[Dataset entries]

▼

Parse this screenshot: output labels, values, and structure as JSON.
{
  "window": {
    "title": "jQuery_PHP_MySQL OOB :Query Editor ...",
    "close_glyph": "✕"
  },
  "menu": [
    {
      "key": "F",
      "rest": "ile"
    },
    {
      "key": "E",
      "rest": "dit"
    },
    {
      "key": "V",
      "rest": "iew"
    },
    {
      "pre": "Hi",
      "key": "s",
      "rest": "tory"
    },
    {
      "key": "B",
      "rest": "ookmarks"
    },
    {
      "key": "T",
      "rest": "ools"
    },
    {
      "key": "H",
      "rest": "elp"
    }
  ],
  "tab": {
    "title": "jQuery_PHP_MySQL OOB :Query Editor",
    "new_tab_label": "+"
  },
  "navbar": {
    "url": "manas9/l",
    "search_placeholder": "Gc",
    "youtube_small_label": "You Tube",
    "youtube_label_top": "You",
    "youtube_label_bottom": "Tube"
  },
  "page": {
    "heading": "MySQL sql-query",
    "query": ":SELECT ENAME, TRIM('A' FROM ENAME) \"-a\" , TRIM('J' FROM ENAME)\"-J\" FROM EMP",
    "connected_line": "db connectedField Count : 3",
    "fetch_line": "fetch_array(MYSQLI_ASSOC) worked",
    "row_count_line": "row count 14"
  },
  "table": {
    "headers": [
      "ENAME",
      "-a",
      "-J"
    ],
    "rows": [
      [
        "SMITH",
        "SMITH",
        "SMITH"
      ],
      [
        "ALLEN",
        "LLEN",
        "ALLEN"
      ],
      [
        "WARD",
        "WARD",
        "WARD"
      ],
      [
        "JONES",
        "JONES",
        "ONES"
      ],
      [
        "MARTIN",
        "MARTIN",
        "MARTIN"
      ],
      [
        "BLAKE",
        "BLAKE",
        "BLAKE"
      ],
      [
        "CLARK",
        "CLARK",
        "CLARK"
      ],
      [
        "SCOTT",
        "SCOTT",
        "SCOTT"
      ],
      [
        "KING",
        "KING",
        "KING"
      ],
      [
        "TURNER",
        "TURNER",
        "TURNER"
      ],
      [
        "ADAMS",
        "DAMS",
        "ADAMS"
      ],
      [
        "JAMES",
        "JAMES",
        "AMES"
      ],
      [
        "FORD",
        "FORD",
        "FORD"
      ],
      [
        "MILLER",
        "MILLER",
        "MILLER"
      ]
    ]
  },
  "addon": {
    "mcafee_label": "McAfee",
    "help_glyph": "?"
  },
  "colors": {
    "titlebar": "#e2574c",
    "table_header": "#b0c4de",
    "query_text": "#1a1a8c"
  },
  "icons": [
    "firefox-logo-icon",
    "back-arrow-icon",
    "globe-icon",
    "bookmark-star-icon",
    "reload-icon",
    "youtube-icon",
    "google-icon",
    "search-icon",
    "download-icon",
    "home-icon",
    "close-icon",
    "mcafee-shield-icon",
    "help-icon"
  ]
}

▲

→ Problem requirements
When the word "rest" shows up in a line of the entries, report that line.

→ Answer for the task
      "rest": "ile"
      "rest": "dit"
      "rest": "iew"
      "rest": "tory"
      "rest": "ookmarks"
      "rest": "ools"
      "rest": "elp"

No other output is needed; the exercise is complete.